Goldman Sachs, the American multinational investment bank and financial services company, known world over, had its dark underside exposed in a book written by one of its ex-employees who taped conversation of executives and had it published in an expose.
The book written by Carmen Segarra entitled “Noncompliant: A Lone Whistleblower Exposes the Giants of Wall Street,” reveals conversations by the likes of David Solomon who took over last week from Lloyd Blankfein, once dismissed criticism of Goldman’s double dealing only as a matter of perception which turned out to be a light hearted comment which failed to go to the heart of Goldman’s problems one that ended up costing the company $20 million in fees.
This 340-page book was taken from recorded meetings by the author unbeknownst to the higher ups and mangers she was dealing with.

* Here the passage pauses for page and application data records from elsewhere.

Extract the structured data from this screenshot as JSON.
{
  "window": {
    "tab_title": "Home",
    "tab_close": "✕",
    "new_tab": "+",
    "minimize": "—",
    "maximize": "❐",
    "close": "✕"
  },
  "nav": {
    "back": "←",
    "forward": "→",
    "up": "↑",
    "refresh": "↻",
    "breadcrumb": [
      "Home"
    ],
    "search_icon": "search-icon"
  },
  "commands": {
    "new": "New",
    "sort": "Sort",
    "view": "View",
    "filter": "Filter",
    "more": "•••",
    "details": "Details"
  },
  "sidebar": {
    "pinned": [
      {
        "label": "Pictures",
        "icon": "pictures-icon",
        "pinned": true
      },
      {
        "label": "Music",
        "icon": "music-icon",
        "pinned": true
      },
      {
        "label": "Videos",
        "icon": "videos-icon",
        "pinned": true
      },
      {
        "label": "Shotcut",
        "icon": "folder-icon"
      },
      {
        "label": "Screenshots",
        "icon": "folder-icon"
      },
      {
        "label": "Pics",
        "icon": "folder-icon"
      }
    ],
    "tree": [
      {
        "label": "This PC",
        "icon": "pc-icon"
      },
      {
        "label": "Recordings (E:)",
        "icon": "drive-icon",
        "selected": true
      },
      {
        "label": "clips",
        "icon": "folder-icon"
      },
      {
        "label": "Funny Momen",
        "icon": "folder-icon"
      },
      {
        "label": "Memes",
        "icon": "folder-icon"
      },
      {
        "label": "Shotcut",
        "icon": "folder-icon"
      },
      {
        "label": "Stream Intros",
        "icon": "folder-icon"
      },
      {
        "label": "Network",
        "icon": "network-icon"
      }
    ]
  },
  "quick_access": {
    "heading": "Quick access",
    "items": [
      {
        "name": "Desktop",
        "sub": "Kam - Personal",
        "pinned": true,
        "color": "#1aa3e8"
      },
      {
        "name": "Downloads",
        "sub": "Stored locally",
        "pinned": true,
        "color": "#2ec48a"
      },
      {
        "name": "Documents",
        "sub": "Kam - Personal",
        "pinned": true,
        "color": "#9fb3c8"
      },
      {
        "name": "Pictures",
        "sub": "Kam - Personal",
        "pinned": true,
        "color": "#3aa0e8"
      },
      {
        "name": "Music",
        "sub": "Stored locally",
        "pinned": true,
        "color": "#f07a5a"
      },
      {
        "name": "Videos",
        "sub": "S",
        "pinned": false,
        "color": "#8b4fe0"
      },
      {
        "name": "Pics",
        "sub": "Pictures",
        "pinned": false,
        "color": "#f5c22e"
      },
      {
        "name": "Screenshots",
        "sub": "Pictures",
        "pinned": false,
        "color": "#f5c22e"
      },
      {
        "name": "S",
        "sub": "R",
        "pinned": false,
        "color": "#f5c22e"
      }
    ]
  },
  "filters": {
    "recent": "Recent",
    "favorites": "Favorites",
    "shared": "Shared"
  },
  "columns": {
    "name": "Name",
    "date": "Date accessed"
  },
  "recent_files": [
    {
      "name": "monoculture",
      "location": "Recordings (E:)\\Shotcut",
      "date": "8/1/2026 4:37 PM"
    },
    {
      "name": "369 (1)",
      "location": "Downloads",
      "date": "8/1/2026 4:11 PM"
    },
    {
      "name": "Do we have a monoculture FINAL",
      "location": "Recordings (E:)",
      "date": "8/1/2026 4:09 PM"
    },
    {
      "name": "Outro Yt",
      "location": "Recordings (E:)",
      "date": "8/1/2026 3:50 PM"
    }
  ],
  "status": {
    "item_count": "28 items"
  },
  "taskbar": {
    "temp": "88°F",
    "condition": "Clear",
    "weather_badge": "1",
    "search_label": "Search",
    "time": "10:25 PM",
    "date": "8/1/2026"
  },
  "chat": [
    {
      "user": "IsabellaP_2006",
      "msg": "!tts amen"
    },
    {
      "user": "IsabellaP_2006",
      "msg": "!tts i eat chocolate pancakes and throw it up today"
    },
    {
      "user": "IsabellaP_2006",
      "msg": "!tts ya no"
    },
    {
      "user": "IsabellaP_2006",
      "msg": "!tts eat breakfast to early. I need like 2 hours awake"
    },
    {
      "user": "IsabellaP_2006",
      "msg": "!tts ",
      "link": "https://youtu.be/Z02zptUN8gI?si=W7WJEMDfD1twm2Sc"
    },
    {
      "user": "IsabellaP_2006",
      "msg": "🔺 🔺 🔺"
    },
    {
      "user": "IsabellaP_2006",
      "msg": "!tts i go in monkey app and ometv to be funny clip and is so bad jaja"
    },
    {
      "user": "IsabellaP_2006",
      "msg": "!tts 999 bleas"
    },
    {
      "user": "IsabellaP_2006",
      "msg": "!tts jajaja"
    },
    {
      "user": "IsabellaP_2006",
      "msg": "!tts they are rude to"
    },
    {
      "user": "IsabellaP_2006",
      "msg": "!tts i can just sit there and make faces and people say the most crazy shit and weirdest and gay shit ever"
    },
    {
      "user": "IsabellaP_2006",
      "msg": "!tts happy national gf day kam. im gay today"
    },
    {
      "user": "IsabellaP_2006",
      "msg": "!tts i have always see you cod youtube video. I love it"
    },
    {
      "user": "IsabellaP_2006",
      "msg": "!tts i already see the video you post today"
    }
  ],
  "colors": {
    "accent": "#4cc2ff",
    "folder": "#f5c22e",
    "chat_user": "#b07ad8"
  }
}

Segarra worked as an ex-bank examiner who looked who looked into Goldman Sachs for the Federal Reserve Bank of New York and declares she was let go after bringing too much attention about the companies alleged conflicts.
The New York Fed has many times been criticized for its loose approach overseeing banks leading up to the 2008 financial crisis. For example, its last president William Dudley was appointed in 2009 after spending 21 years at Goldman. However, Segarra’s book claims that the issue kept going on for year even after the crisis, with regulators happy to act without fear of retribution.
In the book she quotes a pseudonym Connor O’Sullivan saying “we want [Goldman] to feel pain, but not too much.”
In preparation for her book, Segarra took careful notes and recorded 46 hours of conversation with unknowing colleagues and bankers during her seven months at the New York Fed.
At the core of the book takes place a battle pitting Segarra on the one hand going against Goldman Sachs and weak-kneed and careless regulators over a deal that would have energy giant Kinder Morgan’s 2012 acquisition of rival El Paso Corporation for $21.1 billion. Not only did Goldman illegally advise each side of the deal, Steve Daniel, it’s lead banker advising El Paso, owned $340,000 in Kinder Morgan stock.
According to Segarra, none of this seemed to bother Solomon, who at the time was co-head of investment banking, then.
Segarra says she recorded Solomon declaring at a meeting with the New York Fed and other regulators, “a conflict is a perception, OK, of something that could affect the advice you’re giving, the judgment.”
Solomon added that their “job . .. is to discuss those things and to work collectively with [clients] to decide whether not those perceptions inhibit us.
Despite doubts about the transaction, Delaware Judge Leo Strine called Goldman’s double-dealing “disturbing” and “tainted by disloyalty.” Not only that, El Paso shareholders filling a class-action suit against the deal, alleging the tie-up was arranged to help Goldman Sachs.
Rather than help the two companies merge and see Goldman Sachs benefit from it, the attempt at a deal backfired as Goldman lost out on $20 million in fees from the El Paso deal after the shareholders won $110 million judgment.
Segarra began writing the book in 2015 and she conveys the New York Fe as have conflicts of interests. She kept witnessing economic malfeasance with insider trading with bankers they were supposed to be regulating.
According to her memoir, when Segarra told an unnamed colleague that insider trading was illegal, the man responded “Not if you don’t get caught.”
Segarra was also told to look passed the fact that Goldman didn’t have a written conflict-of-interest policy by another boss Michael Silva. Another figure, Jake Sieward, a spokesman for Goldman, didn’t respond to a question asking for Solomon to comment on his words that were caught on tape.
For Solomon it is the second time within a month that he has been accused of trying to bypass and skirt ethic’s rules. Back in September, the New York Times reported that Solomon encouraged former Goldman employee James Katzman to drop complaints he lodged in 2014 when the company traders tried to squeeze insider information, allaying any concerns he might have had by telling him that what he would do is “simply the way Wall Street worked.” Goldman denied any such action and released a statement saying that “we continually reject Ms. Segarra’s allegations from her seven-month tenure as a junior examiner almost seven years ago.
Despite this quote, however, this would not be Goldman Sachs first time in trouble with insider trading. Back in 2015, Goldman paid $50 million to settle accusations that ex-banker Rohit Bansal treated New York Fed analyst Jason Gross at Peter Luger’s steak house and received secret examination document in return. Bansal and Gross were fines and were put on probation for their actions.
By: Andrew Schiff